Start of DATA FOR ANALYSIS
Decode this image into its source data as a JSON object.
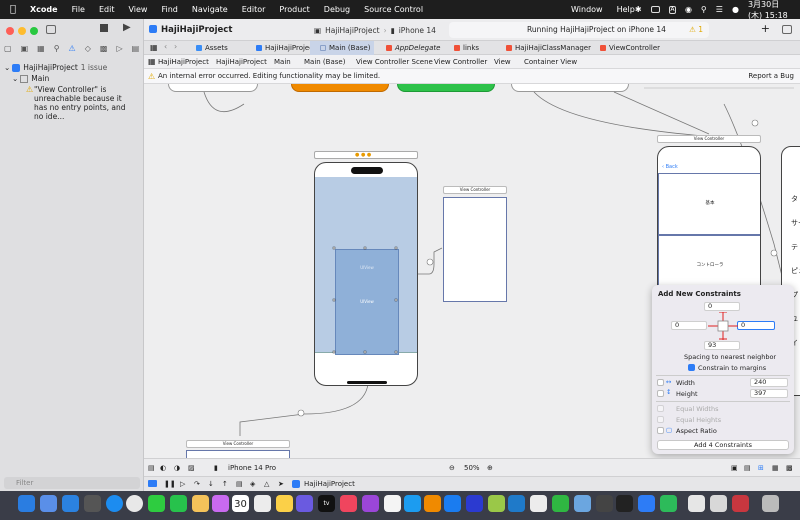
{
  "menubar": {
    "items": [
      "Xcode",
      "File",
      "Edit",
      "View",
      "Find",
      "Navigate",
      "Editor",
      "Product",
      "Debug",
      "Source Control",
      "Window",
      "Help"
    ],
    "input_mode": "A",
    "clock": "3月30日(木) 15:18"
  },
  "sidebar": {
    "project_issue": "HajiHajiProject",
    "issue_count": "1 issue",
    "group": "Main",
    "issue_text": "\"View Controller\" is unreachable because it has no entry points, and no ide...",
    "filter_placeholder": "Filter"
  },
  "toolbar": {
    "project_title": "HajiHajiProject",
    "scheme": "HajiHajiProject",
    "destination": "iPhone 14",
    "status": "Running HajiHajiProject on iPhone 14",
    "warning_count": "1"
  },
  "tabs": [
    "Assets",
    "HajiHajiProject",
    "Main (Base)",
    "AppDelegate",
    "links",
    "HajiHajiClassManager",
    "ViewController"
  ],
  "breadcrumb": [
    "HajiHajiProject",
    "HajiHajiProject",
    "Main",
    "Main (Base)",
    "View Controller Scene",
    "View Controller",
    "View",
    "Container View"
  ],
  "warning_bar": {
    "message": "An internal error occurred. Editing functionality may be limited.",
    "report": "Report a Bug"
  },
  "canvas": {
    "vc_title": "View Controller",
    "back_label": "Back",
    "cell_1": "基本",
    "cell_2": "コントローラ",
    "side_labels": [
      "タ",
      "サー",
      "テ",
      "ピュ",
      "プ",
      "ユ",
      "イ"
    ],
    "container_label": "UIView",
    "container_sublabel": "UIView"
  },
  "constraints": {
    "title": "Add New Constraints",
    "top": "0",
    "left": "0",
    "right": "0",
    "bottom": "93",
    "spacing_label": "Spacing to nearest neighbor",
    "margins_label": "Constrain to margins",
    "width_label": "Width",
    "width_value": "240",
    "height_label": "Height",
    "height_value": "397",
    "equal_widths": "Equal Widths",
    "equal_heights": "Equal Heights",
    "aspect_ratio": "Aspect Ratio",
    "add_button": "Add 4 Constraints"
  },
  "bottombar": {
    "device": "iPhone 14 Pro",
    "zoom": "50%"
  },
  "debugbar": {
    "target": "HajiHajiProject"
  },
  "dock": {
    "calendar_day": "30",
    "tv_label": "tv"
  }
}
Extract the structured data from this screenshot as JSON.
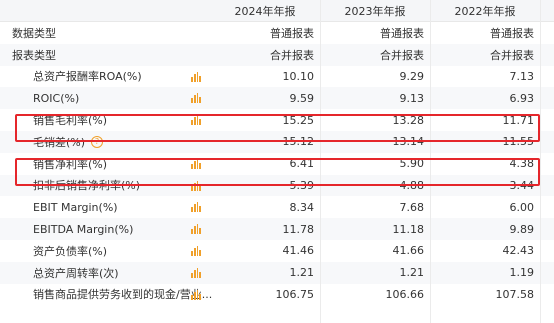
{
  "header": {
    "columns": [
      "2024年年报",
      "2023年年报",
      "2022年年报"
    ]
  },
  "rows": [
    {
      "label": "数据类型",
      "values": [
        "普通报表",
        "普通报表",
        "普通报表"
      ],
      "indent": 0,
      "chart": false
    },
    {
      "label": "报表类型",
      "values": [
        "合并报表",
        "合并报表",
        "合并报表"
      ],
      "indent": 0,
      "chart": false
    },
    {
      "label": "总资产报酬率ROA(%)",
      "values": [
        "10.10",
        "9.29",
        "7.13"
      ],
      "indent": 1,
      "chart": true
    },
    {
      "label": "ROIC(%)",
      "values": [
        "9.59",
        "9.13",
        "6.93"
      ],
      "indent": 1,
      "chart": true
    },
    {
      "label": "销售毛利率(%)",
      "values": [
        "15.25",
        "13.28",
        "11.71"
      ],
      "indent": 1,
      "chart": true
    },
    {
      "label": "毛销差(%)",
      "values": [
        "15.12",
        "13.14",
        "11.55"
      ],
      "indent": 1,
      "chart": false,
      "help": true
    },
    {
      "label": "销售净利率(%)",
      "values": [
        "6.41",
        "5.90",
        "4.38"
      ],
      "indent": 1,
      "chart": true
    },
    {
      "label": "扣非后销售净利率(%)",
      "values": [
        "5.39",
        "4.88",
        "3.44"
      ],
      "indent": 1,
      "chart": true
    },
    {
      "label": "EBIT Margin(%)",
      "values": [
        "8.34",
        "7.68",
        "6.00"
      ],
      "indent": 1,
      "chart": true
    },
    {
      "label": "EBITDA Margin(%)",
      "values": [
        "11.78",
        "11.18",
        "9.89"
      ],
      "indent": 1,
      "chart": true
    },
    {
      "label": "资产负债率(%)",
      "values": [
        "41.46",
        "41.66",
        "42.43"
      ],
      "indent": 1,
      "chart": true
    },
    {
      "label": "总资产周转率(次)",
      "values": [
        "1.21",
        "1.21",
        "1.19"
      ],
      "indent": 1,
      "chart": true
    },
    {
      "label": "销售商品提供劳务收到的现金/营业...",
      "values": [
        "106.75",
        "106.66",
        "107.58"
      ],
      "indent": 1,
      "chart": true
    }
  ],
  "highlighted_rows": [
    "销售毛利率(%)",
    "销售净利率(%)"
  ],
  "colors": {
    "highlight_border": "#e5262b",
    "chart_icon": "#f0a02a"
  }
}
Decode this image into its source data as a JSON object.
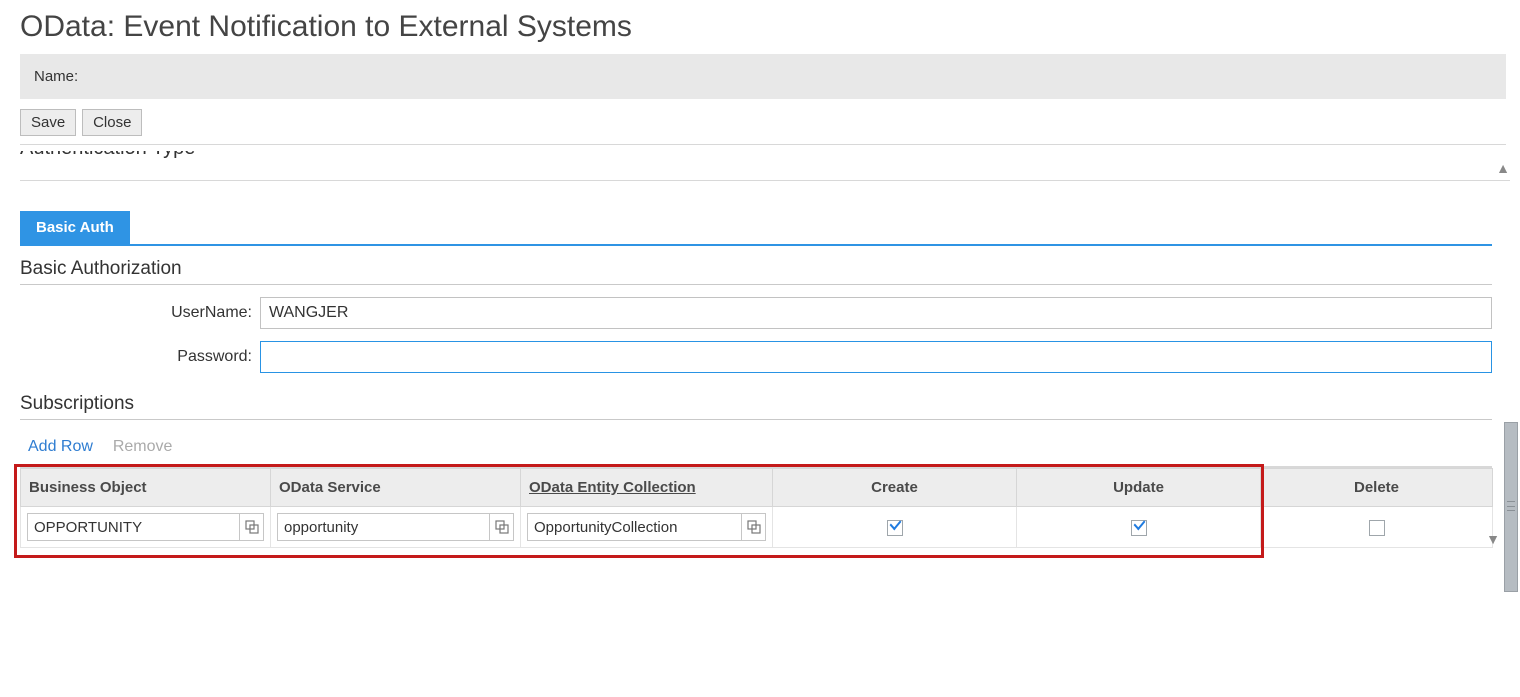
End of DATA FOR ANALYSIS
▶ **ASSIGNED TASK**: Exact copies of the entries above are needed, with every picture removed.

▶ **EXERCISE OUTPUT**:
Decode this image into its source data as a JSON object.
{
  "menubar": {
    "items": [
      "Xcode",
      "File",
      "Edit",
      "View",
      "Find",
      "Navigate",
      "Editor",
      "Product",
      "Debug",
      "Source Control",
      "Window",
      "Help"
    ],
    "input_mode": "A",
    "clock": "3月30日(木) 15:18"
  },
  "sidebar": {
    "project_issue": "HajiHajiProject",
    "issue_count": "1 issue",
    "group": "Main",
    "issue_text": "\"View Controller\" is unreachable because it has no entry points, and no ide...",
    "filter_placeholder": "Filter"
  },
  "toolbar": {
    "project_title": "HajiHajiProject",
    "scheme": "HajiHajiProject",
    "destination": "iPhone 14",
    "status": "Running HajiHajiProject on iPhone 14",
    "warning_count": "1"
  },
  "tabs": [
    "Assets",
    "HajiHajiProject",
    "Main (Base)",
    "AppDelegate",
    "links",
    "HajiHajiClassManager",
    "ViewController"
  ],
  "breadcrumb": [
    "HajiHajiProject",
    "HajiHajiProject",
    "Main",
    "Main (Base)",
    "View Controller Scene",
    "View Controller",
    "View",
    "Container View"
  ],
  "warning_bar": {
    "message": "An internal error occurred. Editing functionality may be limited.",
    "report": "Report a Bug"
  },
  "canvas": {
    "vc_title": "View Controller",
    "back_label": "Back",
    "cell_1": "基本",
    "cell_2": "コントローラ",
    "side_labels": [
      "タ",
      "サー",
      "テ",
      "ピュ",
      "プ",
      "ユ",
      "イ"
    ],
    "container_label": "UIView",
    "container_sublabel": "UIView"
  },
  "constraints": {
    "title": "Add New Constraints",
    "top": "0",
    "left": "0",
    "right": "0",
    "bottom": "93",
    "spacing_label": "Spacing to nearest neighbor",
    "margins_label": "Constrain to margins",
    "width_label": "Width",
    "width_value": "240",
    "height_label": "Height",
    "height_value": "397",
    "equal_widths": "Equal Widths",
    "equal_heights": "Equal Heights",
    "aspect_ratio": "Aspect Ratio",
    "add_button": "Add 4 Constraints"
  },
  "bottombar": {
    "device": "iPhone 14 Pro",
    "zoom": "50%"
  },
  "debugbar": {
    "target": "HajiHajiProject"
  },
  "dock": {
    "calendar_day": "30",
    "tv_label": "tv"
  }
}
Extract the structured data from this screenshot as JSON.
{
  "header": {
    "columns": [
      "2024年年报",
      "2023年年报",
      "2022年年报"
    ]
  },
  "rows": [
    {
      "label": "数据类型",
      "values": [
        "普通报表",
        "普通报表",
        "普通报表"
      ],
      "indent": 0,
      "chart": false
    },
    {
      "label": "报表类型",
      "values": [
        "合并报表",
        "合并报表",
        "合并报表"
      ],
      "indent": 0,
      "chart": false
    },
    {
      "label": "总资产报酬率ROA(%)",
      "values": [
        "10.10",
        "9.29",
        "7.13"
      ],
      "indent": 1,
      "chart": true
    },
    {
      "label": "ROIC(%)",
      "values": [
        "9.59",
        "9.13",
        "6.93"
      ],
      "indent": 1,
      "chart": true
    },
    {
      "label": "销售毛利率(%)",
      "values": [
        "15.25",
        "13.28",
        "11.71"
      ],
      "indent": 1,
      "chart": true
    },
    {
      "label": "毛销差(%)",
      "values": [
        "15.12",
        "13.14",
        "11.55"
      ],
      "indent": 1,
      "chart": false,
      "help": true
    },
    {
      "label": "销售净利率(%)",
      "values": [
        "6.41",
        "5.90",
        "4.38"
      ],
      "indent": 1,
      "chart": true
    },
    {
      "label": "扣非后销售净利率(%)",
      "values": [
        "5.39",
        "4.88",
        "3.44"
      ],
      "indent": 1,
      "chart": true
    },
    {
      "label": "EBIT Margin(%)",
      "values": [
        "8.34",
        "7.68",
        "6.00"
      ],
      "indent": 1,
      "chart": true
    },
    {
      "label": "EBITDA Margin(%)",
      "values": [
        "11.78",
        "11.18",
        "9.89"
      ],
      "indent": 1,
      "chart": true
    },
    {
      "label": "资产负债率(%)",
      "values": [
        "41.46",
        "41.66",
        "42.43"
      ],
      "indent": 1,
      "chart": true
    },
    {
      "label": "总资产周转率(次)",
      "values": [
        "1.21",
        "1.21",
        "1.19"
      ],
      "indent": 1,
      "chart": true
    },
    {
      "label": "销售商品提供劳务收到的现金/营业...",
      "values": [
        "106.75",
        "106.66",
        "107.58"
      ],
      "indent": 1,
      "chart": true
    }
  ],
  "highlighted_rows": [
    "销售毛利率(%)",
    "销售净利率(%)"
  ],
  "colors": {
    "highlight_border": "#e5262b",
    "chart_icon": "#f0a02a"
  }
}
Decode this image into its source data as a JSON object.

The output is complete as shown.